My pantry is almost empty. My refrigerator is peppered with condiments and an economy package of eggs. I’m broke, I don’t want Totino’s pizza, and Casey doesn’t love ramen quite as much as I do.

My solution? Tuna burgers. I normally eat tuna mixed with mayo, but Casey finds mayo particularly disgusting, so I threw all of this into a bowl:

  • 1 can of tuna, drained (6 oz., whatever brand/packing method you prefer)
  • 1/4 cup Stovetop Chicken Stuffing, uncooked
  • 1/2 cup bread crumbs
  • 2 eggs
  • 2 tablespoons Worcestershire sauce
  • Ground red pepper, salt and onion powder to taste
  • 1 tablespoon spicy mustard

It’s one of those recipes that isn’t really a recipe – it’s a loose set of guidelines you can use to come up with something you really like. If I’d had fresh veggies at my disposal, I would have sauteed some in olive oil and used them. It’s very tentative – I ran back and forth from bowl to pantry to fridge, adding things as I saw fit. Which means that if you decide to make something like this, do it your own way. If it’s dry, add some liquid. Too wet? Add something substantive. Like mayo? Toss some in.

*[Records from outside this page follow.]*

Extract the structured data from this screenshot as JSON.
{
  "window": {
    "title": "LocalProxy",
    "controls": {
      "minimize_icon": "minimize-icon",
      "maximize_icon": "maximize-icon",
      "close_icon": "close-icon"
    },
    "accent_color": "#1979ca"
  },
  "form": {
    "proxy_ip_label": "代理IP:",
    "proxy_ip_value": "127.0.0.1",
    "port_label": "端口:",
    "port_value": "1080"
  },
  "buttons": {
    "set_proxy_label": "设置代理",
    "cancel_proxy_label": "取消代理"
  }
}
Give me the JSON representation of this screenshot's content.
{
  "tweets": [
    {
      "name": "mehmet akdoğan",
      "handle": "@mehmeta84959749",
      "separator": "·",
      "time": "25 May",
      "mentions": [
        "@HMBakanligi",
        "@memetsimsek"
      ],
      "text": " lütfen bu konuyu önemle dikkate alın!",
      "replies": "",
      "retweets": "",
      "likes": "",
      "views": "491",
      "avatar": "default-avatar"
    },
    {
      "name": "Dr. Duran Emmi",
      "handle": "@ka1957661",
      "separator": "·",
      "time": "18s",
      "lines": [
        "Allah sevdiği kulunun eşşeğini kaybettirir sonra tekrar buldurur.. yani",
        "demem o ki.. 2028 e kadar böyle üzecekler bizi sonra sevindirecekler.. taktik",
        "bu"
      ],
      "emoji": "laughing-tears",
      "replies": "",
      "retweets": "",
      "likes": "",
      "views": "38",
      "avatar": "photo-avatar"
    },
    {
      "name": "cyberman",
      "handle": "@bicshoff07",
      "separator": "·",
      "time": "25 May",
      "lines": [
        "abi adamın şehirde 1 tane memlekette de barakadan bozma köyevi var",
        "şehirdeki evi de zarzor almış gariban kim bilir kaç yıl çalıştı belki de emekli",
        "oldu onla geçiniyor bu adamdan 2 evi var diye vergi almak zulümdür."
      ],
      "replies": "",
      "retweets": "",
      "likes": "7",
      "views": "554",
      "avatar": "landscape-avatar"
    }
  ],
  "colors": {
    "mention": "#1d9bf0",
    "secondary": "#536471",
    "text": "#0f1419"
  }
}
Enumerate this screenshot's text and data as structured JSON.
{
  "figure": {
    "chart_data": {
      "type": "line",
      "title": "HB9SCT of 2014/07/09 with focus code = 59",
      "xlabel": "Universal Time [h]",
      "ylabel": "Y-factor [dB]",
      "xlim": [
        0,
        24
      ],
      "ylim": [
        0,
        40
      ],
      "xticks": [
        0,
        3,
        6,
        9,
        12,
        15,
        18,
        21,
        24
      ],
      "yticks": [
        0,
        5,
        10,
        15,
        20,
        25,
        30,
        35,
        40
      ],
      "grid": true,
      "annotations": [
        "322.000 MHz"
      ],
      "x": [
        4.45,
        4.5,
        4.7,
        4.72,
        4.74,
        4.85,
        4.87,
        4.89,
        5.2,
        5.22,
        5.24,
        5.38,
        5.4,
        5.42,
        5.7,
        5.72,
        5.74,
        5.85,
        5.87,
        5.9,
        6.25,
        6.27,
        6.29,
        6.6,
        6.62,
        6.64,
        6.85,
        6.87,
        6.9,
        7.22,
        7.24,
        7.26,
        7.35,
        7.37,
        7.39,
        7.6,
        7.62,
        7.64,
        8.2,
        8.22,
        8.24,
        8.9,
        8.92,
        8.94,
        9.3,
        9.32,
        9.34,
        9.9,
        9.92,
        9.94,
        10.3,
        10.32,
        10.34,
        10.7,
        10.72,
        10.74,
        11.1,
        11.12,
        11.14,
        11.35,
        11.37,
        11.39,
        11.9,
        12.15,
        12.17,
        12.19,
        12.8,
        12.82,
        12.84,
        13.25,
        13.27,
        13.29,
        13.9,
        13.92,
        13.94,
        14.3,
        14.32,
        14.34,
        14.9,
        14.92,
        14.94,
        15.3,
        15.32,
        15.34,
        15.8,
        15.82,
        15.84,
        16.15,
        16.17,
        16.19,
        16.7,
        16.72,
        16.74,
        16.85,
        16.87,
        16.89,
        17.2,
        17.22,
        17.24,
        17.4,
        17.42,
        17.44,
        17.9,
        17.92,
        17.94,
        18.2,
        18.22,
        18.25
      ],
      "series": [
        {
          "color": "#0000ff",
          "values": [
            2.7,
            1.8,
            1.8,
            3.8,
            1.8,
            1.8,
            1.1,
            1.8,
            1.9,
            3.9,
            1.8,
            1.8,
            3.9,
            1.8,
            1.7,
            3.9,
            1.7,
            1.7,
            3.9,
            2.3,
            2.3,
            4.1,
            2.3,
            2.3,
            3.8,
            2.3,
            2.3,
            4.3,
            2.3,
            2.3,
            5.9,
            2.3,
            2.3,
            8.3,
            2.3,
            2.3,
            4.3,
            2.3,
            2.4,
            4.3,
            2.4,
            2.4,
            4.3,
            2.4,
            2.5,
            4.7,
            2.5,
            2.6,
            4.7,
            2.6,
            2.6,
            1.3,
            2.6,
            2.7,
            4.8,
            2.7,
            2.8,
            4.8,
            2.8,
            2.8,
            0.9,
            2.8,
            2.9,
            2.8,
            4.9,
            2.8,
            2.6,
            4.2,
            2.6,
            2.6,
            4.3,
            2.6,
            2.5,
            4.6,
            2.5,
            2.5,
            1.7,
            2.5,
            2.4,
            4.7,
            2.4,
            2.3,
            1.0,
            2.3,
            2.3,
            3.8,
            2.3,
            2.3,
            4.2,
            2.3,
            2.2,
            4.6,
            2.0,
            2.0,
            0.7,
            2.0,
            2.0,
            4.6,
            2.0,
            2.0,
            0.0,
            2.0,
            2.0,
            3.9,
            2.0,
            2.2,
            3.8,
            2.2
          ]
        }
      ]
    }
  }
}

I made 3 patties from the mixture and pan-fried them in olive oil over medium heat until the outsides were a deep golden brown in color. Then, we topped each with a slice of American cheese and ate them on hamburger buns – I had mine with mayo, Casey had his with mustard and ketchup.